Arup New York also recently hosted 40 high school students from the Academy of Urban Planning. For that we presented a series of talks such as a career readiness workshop, and gave experience and sounds lab demos.
We also have an internship program, which is run across 13 offices in the Americas region, including Canada. It represents more than 80 colleges and universities across the United States and Canada, and includes students from our Howard University Scholarship Program. Over the 10-week, in-person program in the U.S. and 17-week program in Canada, all interns get to engage with staff at all levels, work cross-functionally, and network across Arup’s multidisciplinary teams in various offices.
With ASPE NYC, we attended an engineering expo at White Plains High School to encourage involvement with high school and middle schoolers. So, we try to reach out before they’re in college and while they’re in college — through both the firm and through ASPE. With the new City College of New York scholarship, we are looking to encourage more involvement in the plumbing engineering discipline.
PE: What can the industry do to better recruit and retain young professionals?
RR: This first step is to better educate people as to what plumbing engineers do. It’s also important to highlight that there are a great deal of opportunities in the field. We also need to let people know how rewarding a career in plumbing engineering could be and how they can have the ability to show off their projects.
I love seeing the completed design and experiencing what I’ve spent all that time coordinating and designing become reality. There was a project on 6th Ave., right by Rockefeller Center, that I walked by with my daughter on our way to see the Rockettes. And I said, “You see this water feature in front of Radio City?” She looked at me said, “Yes, I know you did this.” We were both able to appreciate it together.
She comes to Bring Your Child to Work Day and loves running around the office, saying how proud she is of her dad — both here and at school.
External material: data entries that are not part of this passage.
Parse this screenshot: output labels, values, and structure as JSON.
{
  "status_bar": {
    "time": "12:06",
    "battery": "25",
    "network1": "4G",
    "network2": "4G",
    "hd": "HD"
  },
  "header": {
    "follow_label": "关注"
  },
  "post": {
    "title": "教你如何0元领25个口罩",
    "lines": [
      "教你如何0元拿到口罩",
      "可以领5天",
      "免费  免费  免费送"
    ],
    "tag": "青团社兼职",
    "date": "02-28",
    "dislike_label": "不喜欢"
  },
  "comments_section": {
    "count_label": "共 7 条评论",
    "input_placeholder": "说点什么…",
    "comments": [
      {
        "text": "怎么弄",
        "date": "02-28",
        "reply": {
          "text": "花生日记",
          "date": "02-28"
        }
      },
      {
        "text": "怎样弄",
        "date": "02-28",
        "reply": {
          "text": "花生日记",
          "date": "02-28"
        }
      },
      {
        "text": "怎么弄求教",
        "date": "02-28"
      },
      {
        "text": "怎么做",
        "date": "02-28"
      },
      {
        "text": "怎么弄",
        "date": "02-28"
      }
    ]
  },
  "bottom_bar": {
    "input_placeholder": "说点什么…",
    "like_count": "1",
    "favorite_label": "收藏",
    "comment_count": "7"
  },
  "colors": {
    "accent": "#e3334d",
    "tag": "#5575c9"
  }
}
To hear her say, “My father is an engineer,” brings a sense of accomplishment and I enjoy knowing that my family is super-proud of the things I have a hand in.
PE: What is your life like outside of work?
RR: For the past 15 years, I have been married to my incredible wife, Janine, and we have two wonderful children: Victoria (age 9) and Robert (age 3). We spend as much family time as possible with shared family activities, including vacations, time on the water and Victoria’s dance competitions. I also am an avid golfer and tennis player, which Victoria has already developed an interest in.
In addition to being a participant, I enjoy being a sports fan, namely New York Rangers hockey games and watching tennis matches.
PE: What advice do you have for those interested in working in plumbing design and specification?
RR: I would encourage them to get involved and learn more about the industry through ASPE and plumbing magazines such as this. Ask as many questions as possible as we love to teach and mentor the next generation of engineers. There are so many opportunities and potential specializations in the field and we are in need of talented engineers.
PE: What are you looking forward to in 2024?
RR: Construction progress on current projects such as 665 5th Ave. in Manhattan, and an 830-unit apartment building in Brooklyn, as well as other areas at JFK and LGA airports, and the design of new projects. I also look forward to the continued advancement of technologies and approaches to decarbonization.
PE: What does it mean to you to be named Plumbing Engineer’s 2023 Engineer of the Year?
RR: I am honored and privileged to receive this recognition. I still remember picking up a hard copy of this magazine when working at my first job so many years ago. I would never have dreamt that my career would have taken this path. It shows that hard work pays off. I encourage others to see that there are many routes to get here, and it can be an obtainable goal for everyone.